As recently as July, visions of reoccupied desks and packed commuter lines danced in the heads of employers and office landlords, who clung to hopes that a widespread return to the workplace after Labor Day might still be in the cards.
But an explosion of Covid cases driven by the highly contagious Delta variant has forced a growing number of firms to reconsider their plans.
With infection and hospitalization rates rising across the U.S. — and persistent vaccine hesitancy rendering herd immunity unlikely — many companies are now putting off previously announced deadlines for employees to start reporting to the office.
Delta’s rise has muted cautious optimism for a speedy economic recovery in general, and for the office market in particular. The vacancy rate in Manhattan, the country’s largest office market, stood at 16.9 percent in August, a hair below the record 17.1 percent set in May and matched in July.

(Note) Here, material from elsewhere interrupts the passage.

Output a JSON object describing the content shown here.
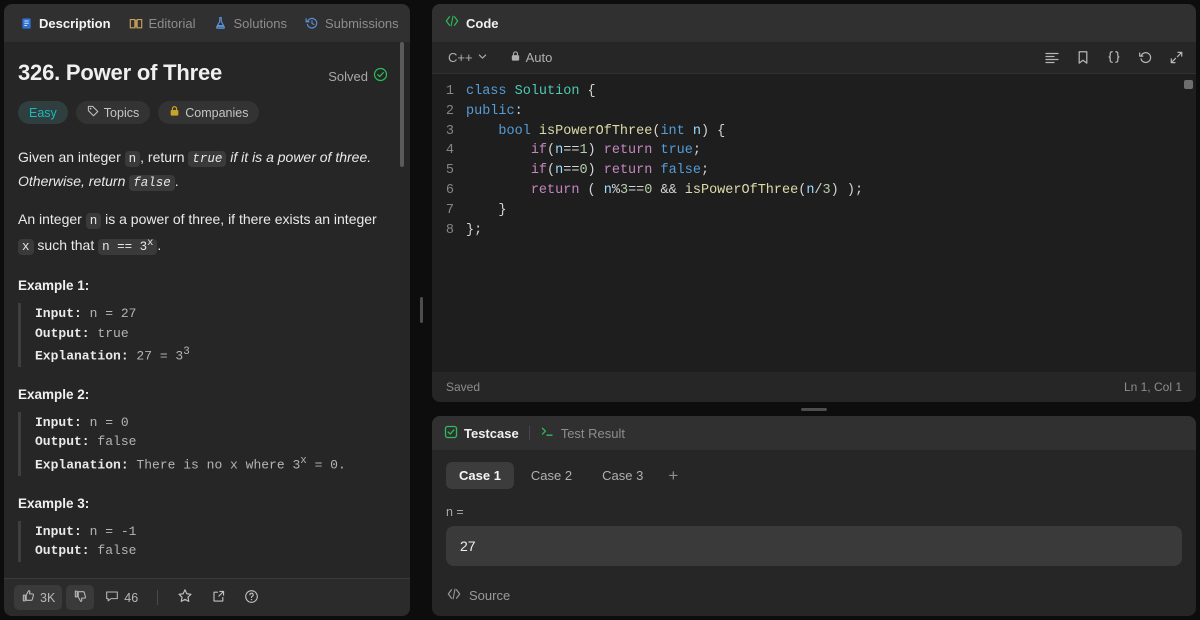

Despite a slight uptick since the start of the year, office use in major markets remains just a fraction of pre-pandemic averages from the first quarter of 2020 — 38 percent in New York, 49 percent in Chicago and 62 percent in Los Angeles, according to anonymized data from Brivo, a firm that supplies card-swipe and other access-control systems for offices.
In each of the first three weeks of August, office occupancy actually declined in New York, Los Angeles and San Francisco as delta continued to generate headlines, according to card-swipe data from Kastle Systems.
“The delta variant is a meaningful threat to [New York City’s] recovery,” Mark Zandi, chief economist at Moody’s Analytics, told the New York Times in mid-August.
Firms in the tech sector — among the first to go remote at the start of the pandemic — are now leading the retreat from the Labor Day consensus. Google and Apple both announced in late July that they were pushing their office reopenings to October. But a month later, both firms decided to put it off until January, as did Amazon and Facebook. Twitter, which last year announced that employees could work from home indefinitely, has closed offices that it had recently reopened in New York and San Francisco.
Financial firms including BlackRock, Wells Fargo, Credit Suisse, PIMCO, T. Rowe Price and Liberty Mutual have all pushed back plans to return to their offices until at least October. Boston-based asset manager State Street announced in August that it would abandon and sublease its two Manhattan office buildings entirely in a more permanent embrace of hybrid remote and in-person work.
JPMorgan — whose CEO, Jamie Dimon, fired the starting gun in April for Wall Street’s return when he announced July as the banking giant’s target date — is still sticking by its revised September reopening plan, at least for now, as is Goldman Sachs.
But the list of major firms postponing their office reopenings keeps growing across numerous sectors — from ViacomCBS and Sony Pictures to Ford and Coca-Cola.
An August survey by the Partnership for New York City found that 44 percent of employers in the city have delayed their return-to-office plans because of the delta variant surge. Employers estimated that 41 percent of their office workers would be back at their desks by Sept. 30 — down from their previous prediction of 62 percent three months ago — and they expect nearly a quarter of employees to be working remotely even by the end of January 2022.
Boston Properties, which owns approximately 12 million square feet of office space in the New York metro area, has seen a decline in occupancy of about 10 percent in August, according to the New York Times, but CEO Owen Thomas remains optimistic.
“I think the return to the office is a ‘when’ question, not an ‘if’ question,” he said. “Delta is affecting the when.”